> [DIRECTIONS FOR THIS TASK] Could you find every line in the records below that contains the word "result" and copy it?
§ §
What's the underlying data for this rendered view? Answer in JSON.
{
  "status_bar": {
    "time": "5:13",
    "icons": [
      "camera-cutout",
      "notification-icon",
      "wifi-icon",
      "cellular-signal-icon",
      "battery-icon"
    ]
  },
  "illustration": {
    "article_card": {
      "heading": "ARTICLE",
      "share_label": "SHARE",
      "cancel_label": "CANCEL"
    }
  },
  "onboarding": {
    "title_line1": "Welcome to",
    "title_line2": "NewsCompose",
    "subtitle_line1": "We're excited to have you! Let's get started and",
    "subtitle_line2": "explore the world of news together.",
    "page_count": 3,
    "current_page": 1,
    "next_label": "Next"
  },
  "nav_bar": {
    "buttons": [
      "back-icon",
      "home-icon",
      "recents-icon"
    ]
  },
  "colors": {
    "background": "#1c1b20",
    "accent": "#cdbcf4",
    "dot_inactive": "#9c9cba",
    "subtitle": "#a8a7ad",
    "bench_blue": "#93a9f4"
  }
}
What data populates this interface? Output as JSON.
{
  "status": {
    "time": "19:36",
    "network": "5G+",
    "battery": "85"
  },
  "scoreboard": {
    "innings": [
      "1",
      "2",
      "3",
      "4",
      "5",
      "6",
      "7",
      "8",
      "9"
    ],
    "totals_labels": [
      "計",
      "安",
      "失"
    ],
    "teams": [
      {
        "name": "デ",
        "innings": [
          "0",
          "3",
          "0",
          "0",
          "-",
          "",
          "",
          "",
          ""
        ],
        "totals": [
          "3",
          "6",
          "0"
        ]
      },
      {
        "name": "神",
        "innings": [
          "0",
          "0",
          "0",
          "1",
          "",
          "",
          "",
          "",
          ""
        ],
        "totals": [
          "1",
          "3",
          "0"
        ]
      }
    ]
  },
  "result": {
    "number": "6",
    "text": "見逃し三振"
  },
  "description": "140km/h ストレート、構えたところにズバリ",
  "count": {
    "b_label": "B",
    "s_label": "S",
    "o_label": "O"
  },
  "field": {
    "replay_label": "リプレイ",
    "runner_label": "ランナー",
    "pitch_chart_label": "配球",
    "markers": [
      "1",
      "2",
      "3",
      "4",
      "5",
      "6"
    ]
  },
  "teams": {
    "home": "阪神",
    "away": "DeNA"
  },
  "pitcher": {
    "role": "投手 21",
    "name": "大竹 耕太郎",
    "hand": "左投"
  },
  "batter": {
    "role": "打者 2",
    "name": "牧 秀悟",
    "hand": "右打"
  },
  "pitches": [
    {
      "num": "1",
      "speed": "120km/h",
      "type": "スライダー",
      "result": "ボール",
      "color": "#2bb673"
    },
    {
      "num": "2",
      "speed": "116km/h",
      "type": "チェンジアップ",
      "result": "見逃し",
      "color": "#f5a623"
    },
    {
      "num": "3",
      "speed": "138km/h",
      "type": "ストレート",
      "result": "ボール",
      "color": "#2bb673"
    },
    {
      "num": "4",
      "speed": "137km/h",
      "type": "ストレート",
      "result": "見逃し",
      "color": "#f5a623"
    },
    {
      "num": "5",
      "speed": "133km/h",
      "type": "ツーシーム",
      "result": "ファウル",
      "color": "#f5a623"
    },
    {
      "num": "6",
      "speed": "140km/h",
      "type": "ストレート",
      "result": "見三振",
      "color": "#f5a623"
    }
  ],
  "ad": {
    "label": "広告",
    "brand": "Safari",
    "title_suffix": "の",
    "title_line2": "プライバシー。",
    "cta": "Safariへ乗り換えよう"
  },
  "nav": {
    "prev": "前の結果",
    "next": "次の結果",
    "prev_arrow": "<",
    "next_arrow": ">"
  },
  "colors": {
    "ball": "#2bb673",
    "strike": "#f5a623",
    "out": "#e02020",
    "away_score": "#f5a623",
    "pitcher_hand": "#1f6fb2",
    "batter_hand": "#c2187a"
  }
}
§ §
> [WRITTEN ANSWER]
  "result": {
      "result": "ボール",
      "result": "見逃し",
      "result": "ボール",
      "result": "見逃し",
      "result": "ファウル",
      "result": "見三振",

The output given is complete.